German typographer Harald Geisler first started working on the font back in 2009 with dancer-turned-physicist Liz Waterhouse, and turned to Kickstarter to help them fund the final stages of the project. With almost a month to go, they've already more than doubled their goal.
Using the funds, they aim to make the font available on PCs, Macs, Linux, tablets and smartphones by the start of 2016, which means you'll soon even be able to reply to texts in Einstein's handwriting.
However, the coolest part about the new font is the technology that makes it actually look like handwriting, rather than just cursive typing. To do this, Geisler created at least four versions of each letter, which shift as you continue to type and change their position in response to the letter next to them. He calls this 'polyalphabetic substitution'.
"The term is borrowed from cryptology, because the algorithm in the font is inspired by the rotating barrels of an Enigma encryption machine," explains Geisler.
He was also keen not to simply scan or digitally trace Einstein's handwriting, instead tracing magnified manuscripts using a tablet and a digital pen.
Geisler is very keen to include mathematical symbols as part of the font, and is now taking suggestions from physicists about which to include. "I like to imagine that when one uses Einstein’s handwriting as a font that a spark of his genius potentially could reflect in one’s own work," he explains in a video on the Kickstarter page.
Prior to this, Geisler created a Sigmund Freud typeface, and has also created a font based on his own handwriting. His Einstein font coincides with the 100th anniversary of Einstein’s presentation of the complete theory of general relativity to the Prussian Academy.

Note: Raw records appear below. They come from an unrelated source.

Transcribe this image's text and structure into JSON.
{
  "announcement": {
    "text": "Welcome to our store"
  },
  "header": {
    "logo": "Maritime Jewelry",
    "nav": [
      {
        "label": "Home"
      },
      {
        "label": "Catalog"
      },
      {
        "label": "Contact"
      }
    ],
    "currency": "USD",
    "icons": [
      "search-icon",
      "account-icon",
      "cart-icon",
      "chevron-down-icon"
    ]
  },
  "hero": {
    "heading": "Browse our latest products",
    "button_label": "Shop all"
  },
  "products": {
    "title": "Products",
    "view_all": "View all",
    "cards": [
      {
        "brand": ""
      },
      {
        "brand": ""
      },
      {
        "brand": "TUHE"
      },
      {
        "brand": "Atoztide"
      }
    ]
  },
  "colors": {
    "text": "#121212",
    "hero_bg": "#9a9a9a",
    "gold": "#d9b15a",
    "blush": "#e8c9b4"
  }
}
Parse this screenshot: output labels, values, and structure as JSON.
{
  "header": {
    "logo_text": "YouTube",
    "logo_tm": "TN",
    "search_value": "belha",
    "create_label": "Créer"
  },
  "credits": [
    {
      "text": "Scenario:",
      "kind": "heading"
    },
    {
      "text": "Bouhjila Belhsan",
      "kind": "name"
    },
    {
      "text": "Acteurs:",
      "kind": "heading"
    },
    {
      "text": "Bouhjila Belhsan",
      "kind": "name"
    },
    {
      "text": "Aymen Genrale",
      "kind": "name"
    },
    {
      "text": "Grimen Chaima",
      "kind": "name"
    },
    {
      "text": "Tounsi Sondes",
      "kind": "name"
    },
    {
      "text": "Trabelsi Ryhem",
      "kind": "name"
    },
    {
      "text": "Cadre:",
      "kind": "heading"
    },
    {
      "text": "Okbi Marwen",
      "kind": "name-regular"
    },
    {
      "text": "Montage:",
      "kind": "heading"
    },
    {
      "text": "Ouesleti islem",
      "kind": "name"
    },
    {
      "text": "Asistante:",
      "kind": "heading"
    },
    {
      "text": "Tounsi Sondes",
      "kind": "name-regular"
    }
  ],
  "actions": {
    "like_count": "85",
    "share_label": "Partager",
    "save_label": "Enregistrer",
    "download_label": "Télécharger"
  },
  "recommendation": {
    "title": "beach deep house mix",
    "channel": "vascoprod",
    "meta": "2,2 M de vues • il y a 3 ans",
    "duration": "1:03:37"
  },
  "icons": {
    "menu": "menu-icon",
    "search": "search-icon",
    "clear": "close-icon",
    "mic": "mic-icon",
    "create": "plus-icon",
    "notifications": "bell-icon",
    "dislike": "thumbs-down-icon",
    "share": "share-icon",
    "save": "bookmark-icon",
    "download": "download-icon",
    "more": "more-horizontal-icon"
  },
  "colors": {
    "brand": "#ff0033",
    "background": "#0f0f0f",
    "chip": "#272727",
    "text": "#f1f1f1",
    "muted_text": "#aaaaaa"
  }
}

I, for one, can't wait to frustrate my editor by sending in all my future quantum stories using Einstein font. Apologies in advance, fellow ScienceAlert staff.